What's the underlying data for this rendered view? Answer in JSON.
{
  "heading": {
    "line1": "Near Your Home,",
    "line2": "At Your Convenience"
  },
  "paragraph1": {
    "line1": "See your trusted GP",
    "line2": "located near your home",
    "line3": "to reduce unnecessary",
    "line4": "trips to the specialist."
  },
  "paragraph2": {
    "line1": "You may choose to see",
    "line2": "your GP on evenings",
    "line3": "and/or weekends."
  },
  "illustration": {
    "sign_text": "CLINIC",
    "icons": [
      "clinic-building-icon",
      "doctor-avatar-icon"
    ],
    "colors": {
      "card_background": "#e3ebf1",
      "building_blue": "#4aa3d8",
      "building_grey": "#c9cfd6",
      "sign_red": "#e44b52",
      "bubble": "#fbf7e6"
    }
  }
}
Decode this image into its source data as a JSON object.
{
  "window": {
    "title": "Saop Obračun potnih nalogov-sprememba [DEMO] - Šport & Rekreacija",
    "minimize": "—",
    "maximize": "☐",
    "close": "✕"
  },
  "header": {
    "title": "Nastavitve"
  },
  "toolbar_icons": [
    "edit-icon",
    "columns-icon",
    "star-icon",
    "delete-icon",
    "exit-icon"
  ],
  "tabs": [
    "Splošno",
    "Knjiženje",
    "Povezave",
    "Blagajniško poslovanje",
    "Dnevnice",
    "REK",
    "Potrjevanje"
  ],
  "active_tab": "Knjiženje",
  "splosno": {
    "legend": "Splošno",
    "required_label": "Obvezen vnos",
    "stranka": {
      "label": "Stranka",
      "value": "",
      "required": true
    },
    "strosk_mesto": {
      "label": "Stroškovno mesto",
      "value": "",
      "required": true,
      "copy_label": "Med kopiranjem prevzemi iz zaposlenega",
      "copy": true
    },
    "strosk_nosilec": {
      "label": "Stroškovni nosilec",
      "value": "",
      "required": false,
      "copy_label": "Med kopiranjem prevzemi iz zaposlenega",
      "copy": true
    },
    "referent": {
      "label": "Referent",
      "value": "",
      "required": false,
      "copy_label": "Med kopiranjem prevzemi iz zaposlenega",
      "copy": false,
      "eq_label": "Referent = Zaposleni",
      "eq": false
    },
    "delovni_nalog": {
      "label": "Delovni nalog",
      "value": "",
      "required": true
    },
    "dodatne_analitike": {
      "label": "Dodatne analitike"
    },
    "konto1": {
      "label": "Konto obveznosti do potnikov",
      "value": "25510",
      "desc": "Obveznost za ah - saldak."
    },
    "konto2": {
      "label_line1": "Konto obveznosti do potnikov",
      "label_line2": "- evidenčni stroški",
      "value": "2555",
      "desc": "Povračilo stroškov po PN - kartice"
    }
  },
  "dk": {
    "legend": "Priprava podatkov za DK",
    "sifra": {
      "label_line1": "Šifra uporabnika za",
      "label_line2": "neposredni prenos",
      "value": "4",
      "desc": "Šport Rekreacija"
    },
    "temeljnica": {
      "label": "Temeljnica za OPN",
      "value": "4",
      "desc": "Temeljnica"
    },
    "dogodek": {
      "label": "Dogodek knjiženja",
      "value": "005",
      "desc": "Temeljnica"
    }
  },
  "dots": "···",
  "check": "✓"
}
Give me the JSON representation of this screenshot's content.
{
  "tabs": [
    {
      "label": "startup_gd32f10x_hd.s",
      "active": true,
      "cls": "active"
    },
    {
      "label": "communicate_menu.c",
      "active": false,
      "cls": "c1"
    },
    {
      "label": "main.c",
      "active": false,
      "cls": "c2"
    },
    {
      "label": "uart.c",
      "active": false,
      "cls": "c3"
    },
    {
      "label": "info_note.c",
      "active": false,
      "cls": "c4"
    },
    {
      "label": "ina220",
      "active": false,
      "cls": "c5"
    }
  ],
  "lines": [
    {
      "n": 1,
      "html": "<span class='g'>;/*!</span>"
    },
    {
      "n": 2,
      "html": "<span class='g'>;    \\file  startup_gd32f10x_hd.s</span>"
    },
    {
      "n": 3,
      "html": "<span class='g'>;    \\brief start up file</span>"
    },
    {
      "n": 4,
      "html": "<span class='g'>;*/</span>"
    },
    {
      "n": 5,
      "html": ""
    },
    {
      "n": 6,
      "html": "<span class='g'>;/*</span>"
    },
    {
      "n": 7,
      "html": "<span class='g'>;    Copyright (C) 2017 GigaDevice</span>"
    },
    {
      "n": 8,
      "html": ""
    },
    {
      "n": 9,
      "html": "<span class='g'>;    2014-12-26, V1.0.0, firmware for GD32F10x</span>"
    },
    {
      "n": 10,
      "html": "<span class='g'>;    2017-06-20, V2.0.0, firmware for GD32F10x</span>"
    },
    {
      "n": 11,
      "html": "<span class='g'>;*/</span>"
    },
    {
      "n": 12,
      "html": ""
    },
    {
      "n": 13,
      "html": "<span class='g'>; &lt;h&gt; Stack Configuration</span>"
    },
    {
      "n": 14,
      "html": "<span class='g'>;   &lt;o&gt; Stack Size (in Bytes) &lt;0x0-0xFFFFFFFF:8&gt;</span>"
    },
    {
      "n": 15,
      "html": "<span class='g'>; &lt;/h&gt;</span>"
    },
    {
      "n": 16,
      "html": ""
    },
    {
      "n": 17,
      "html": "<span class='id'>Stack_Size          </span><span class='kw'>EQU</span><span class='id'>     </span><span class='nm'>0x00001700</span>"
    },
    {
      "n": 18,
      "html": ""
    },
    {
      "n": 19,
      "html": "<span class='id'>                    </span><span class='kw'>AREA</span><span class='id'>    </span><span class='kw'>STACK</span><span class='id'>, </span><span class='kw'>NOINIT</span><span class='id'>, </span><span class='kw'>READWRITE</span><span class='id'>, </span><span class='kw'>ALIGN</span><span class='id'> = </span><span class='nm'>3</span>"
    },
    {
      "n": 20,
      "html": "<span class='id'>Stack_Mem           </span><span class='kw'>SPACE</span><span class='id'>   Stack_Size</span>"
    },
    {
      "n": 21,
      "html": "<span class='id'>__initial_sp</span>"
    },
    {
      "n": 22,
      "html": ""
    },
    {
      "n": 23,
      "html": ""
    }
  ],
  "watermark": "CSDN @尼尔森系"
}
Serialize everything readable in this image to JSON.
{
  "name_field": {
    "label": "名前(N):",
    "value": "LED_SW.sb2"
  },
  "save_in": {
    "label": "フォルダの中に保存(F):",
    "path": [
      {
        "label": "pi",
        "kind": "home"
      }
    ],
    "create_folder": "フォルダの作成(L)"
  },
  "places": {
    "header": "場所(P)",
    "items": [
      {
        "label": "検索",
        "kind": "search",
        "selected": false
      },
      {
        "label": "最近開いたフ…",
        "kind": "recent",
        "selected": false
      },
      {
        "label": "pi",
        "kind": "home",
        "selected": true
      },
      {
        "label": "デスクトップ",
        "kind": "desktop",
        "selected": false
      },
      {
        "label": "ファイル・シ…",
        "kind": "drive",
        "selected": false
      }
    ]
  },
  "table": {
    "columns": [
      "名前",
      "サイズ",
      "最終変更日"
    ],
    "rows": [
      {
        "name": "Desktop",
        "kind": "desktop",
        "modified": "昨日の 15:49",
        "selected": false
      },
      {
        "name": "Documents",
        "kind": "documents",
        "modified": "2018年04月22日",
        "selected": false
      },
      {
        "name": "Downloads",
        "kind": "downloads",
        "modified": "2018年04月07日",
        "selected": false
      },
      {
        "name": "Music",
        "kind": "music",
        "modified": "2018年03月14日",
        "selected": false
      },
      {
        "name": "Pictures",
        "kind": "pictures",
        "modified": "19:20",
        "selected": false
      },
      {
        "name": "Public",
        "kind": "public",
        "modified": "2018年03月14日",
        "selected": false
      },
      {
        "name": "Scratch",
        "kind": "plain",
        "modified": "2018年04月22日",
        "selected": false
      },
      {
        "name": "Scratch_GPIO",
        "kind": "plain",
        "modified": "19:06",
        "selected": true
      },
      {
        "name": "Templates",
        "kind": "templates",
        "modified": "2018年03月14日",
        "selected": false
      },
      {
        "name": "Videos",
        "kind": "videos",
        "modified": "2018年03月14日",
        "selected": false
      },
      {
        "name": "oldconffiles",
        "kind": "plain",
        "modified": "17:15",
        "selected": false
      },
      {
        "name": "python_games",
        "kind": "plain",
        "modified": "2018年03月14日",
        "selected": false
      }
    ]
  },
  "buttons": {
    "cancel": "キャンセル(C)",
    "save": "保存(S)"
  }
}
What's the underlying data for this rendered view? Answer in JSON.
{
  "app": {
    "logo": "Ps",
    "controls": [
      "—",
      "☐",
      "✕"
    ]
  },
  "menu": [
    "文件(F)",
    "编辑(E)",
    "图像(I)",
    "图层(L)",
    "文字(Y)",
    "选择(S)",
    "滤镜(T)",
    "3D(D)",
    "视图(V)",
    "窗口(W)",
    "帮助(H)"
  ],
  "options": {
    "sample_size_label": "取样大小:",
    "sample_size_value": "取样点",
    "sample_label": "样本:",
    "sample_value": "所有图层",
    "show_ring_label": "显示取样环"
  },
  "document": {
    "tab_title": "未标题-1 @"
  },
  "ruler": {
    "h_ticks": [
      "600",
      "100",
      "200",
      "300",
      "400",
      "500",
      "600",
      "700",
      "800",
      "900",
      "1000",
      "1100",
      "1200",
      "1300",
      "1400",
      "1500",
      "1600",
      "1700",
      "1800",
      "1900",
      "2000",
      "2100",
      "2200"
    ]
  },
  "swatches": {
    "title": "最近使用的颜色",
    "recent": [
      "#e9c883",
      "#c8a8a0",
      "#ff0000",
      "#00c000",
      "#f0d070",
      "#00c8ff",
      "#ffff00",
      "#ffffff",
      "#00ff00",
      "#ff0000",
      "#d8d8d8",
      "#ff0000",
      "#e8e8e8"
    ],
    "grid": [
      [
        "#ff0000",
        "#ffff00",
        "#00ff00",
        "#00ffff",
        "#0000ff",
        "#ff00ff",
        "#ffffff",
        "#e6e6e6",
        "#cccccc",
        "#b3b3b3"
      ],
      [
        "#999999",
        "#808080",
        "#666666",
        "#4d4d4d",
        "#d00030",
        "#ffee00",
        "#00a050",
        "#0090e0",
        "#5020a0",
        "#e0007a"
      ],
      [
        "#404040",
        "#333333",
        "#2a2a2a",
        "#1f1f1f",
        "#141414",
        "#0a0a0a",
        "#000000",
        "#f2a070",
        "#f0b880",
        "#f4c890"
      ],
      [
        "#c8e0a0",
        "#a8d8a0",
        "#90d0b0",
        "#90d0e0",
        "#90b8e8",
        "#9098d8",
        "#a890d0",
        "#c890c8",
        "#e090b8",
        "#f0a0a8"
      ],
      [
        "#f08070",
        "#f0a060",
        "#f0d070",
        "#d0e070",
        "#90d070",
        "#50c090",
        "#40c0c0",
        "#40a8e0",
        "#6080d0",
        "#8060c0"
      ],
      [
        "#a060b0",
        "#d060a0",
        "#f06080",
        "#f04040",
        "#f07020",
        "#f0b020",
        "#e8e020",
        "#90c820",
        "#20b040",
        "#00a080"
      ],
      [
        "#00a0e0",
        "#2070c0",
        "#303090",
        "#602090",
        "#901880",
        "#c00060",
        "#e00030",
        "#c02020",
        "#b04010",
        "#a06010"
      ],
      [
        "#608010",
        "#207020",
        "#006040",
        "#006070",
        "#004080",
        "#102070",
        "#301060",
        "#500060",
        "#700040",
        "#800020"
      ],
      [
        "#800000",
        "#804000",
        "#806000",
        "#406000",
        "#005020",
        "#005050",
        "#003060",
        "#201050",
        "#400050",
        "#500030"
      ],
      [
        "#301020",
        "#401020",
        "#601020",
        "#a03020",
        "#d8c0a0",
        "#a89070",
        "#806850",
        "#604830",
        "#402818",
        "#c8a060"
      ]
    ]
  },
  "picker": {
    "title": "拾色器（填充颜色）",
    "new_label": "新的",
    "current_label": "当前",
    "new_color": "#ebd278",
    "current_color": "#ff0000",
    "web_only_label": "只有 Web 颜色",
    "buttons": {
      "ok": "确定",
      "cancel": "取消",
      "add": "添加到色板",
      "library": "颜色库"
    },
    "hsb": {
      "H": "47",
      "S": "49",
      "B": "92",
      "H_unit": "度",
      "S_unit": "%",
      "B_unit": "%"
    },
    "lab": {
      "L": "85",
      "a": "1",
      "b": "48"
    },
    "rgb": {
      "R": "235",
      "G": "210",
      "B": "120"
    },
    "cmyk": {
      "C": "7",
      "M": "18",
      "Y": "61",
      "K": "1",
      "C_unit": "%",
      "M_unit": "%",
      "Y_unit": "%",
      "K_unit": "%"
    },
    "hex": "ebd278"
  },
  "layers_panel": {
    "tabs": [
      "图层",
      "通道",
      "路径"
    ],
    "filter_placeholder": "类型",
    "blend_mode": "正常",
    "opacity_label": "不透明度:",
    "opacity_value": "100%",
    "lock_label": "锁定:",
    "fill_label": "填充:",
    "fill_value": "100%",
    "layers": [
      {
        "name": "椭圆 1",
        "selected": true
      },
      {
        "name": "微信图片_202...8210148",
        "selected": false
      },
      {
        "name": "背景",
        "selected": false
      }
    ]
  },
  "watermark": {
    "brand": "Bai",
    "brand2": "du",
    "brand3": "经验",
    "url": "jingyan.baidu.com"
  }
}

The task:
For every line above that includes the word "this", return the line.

The answer:
What's the underlying data for this rendered view? Answer in JSON.
Decode this image into its source data as a JSON object.
Give me the JSON representation of this screenshot's content.
Serialize everything readable in this image to JSON.
What's the underlying data for this rendered view? Answer in JSON.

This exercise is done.